Notions of perception and representation, as shaped by the media, remained on Lhuisset’s mind until he came to shoot L’Autre Rive several years later. The same fighters he had photographed in Iraq had fled the war to seek refuge in Europe. “Suddenly these Kurdish fighters, who were heroised by most westerners for their fight against Isis, were considered parasites by many of the same people once they had crossed the sea,” he explains.

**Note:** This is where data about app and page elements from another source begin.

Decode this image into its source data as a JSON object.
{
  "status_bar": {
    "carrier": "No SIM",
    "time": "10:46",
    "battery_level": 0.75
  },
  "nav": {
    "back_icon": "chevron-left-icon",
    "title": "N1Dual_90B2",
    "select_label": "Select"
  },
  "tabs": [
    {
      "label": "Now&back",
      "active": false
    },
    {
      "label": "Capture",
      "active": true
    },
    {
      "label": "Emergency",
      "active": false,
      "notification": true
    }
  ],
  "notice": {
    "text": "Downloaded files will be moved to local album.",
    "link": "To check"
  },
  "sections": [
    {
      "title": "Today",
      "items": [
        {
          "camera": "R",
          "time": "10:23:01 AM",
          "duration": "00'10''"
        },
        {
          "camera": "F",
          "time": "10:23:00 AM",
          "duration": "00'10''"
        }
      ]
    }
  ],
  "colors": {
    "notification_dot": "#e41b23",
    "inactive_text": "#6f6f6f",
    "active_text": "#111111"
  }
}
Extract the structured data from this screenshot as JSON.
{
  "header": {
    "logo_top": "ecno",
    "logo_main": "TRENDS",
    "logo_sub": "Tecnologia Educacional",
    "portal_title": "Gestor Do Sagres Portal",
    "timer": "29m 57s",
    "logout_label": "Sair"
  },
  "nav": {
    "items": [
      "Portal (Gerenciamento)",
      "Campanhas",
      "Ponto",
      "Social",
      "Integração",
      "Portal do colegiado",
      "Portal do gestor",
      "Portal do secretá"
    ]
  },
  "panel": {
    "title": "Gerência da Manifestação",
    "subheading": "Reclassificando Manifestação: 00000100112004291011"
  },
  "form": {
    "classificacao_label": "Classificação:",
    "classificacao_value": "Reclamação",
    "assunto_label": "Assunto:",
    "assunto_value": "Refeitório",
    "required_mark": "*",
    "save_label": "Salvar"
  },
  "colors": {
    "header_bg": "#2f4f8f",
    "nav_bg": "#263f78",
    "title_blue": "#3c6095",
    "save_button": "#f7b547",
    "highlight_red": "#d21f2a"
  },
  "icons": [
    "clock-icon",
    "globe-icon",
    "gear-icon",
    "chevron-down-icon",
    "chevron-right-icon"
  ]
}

Today, he presents the two series together in a bid to force viewers to confront this hypocrisy.
L’Autre Rive, an intimate series of cyanotypes, documents Lhuisset’s migrant friends in the privacy of their daily lives on European soil: taking selfies, writing poetry, gazing at the stars; not as suffering or in desperation, as migrants of the refugee crisis are often represented. “If nobody told you it was a project about refugees, you’d never know,” the photographer muses. “It could be your life, it could be mine, it could be the life of all of us.”
Usually, Lhuisset modifies the chemical process so that, when exhibited, the cyanotypes fade gradually to blue monochrome over a period of days. Thus the blue serves as a double metaphor: both for the Mediterranean Sea, where many refugees have disappeared, and for Europe. “Because all of these refugees are part of the future of Europe,” he says. “They are future Europeans."
Emeric Lhuisset graduated in Fine Art from the Ecole des Beaux-Arts de Paris and in Geopolitics from the Ecole Normale Supérieure Ulm - Geostrategy Center / University Paris 1 Panthéon-Sorbonne. His work has been exhibited internationally including at Tate Modern, Museum Folkwang in Essen, Institut du Monde Arabe in Paris, Frac Alsace, Stedelijk Museum in Amsterdam, Rencontres d’Arles, Sursock Museum in Beirut, CRAC Languedoc -Roussillon and the Louvre Lens Museum. In 2018 he won the BMW Residency for Photography and in 2017 the Grand Prix Images Vevey - Leica Prize. He was also nominated for the Photographic Museum of Humanity Grant 2018 (Honorable Mention), for the Coal prize (2016), for the prize Magnum Foundation Emergency Fund (2015), for the Niépce Prize (2015), for the Leica Oskar Barnack Award (2014) as well as for the HSBC Prize for photography (2014). He published with André Frère Editions and Paradox (Ydoc) Maydan - Hundred portraits (2014), Last water war (2016), with André Frère Editions and Al-Muthanna Autre rive (2017) and with Editions Trocadero Quand les clouds parleont. His work is present in many private collections as well as in those of the Stedelijk Museum, the Musée Nicéphore Niepce and the Musée de l’Armée - Invalides. In parallel with his artistic practice, he teaches at the IEP of Paris (Sciences Po) on the theme of contemporary art & geopolitics. He lives and works in Paris.
This year's BJP IPA jury were:
Yumi Goto - Curator, Editor, Researcher
Itō Takahiro - Tokyo Photographic Art Museum Curator
Azu Nwagbogu - Founder and Director of African Artists’ Foundation
Simon Bainbridge - Former Editorial Director, British Journal of Photography)
Hannah Watson - Director, TJ Boulting
For the first time an exhibition of the BJP IPA 'single image' award winners will be shown concurrently at Seen Fifteen gallery in south London.
Thank you to our sponsor Beyond Print.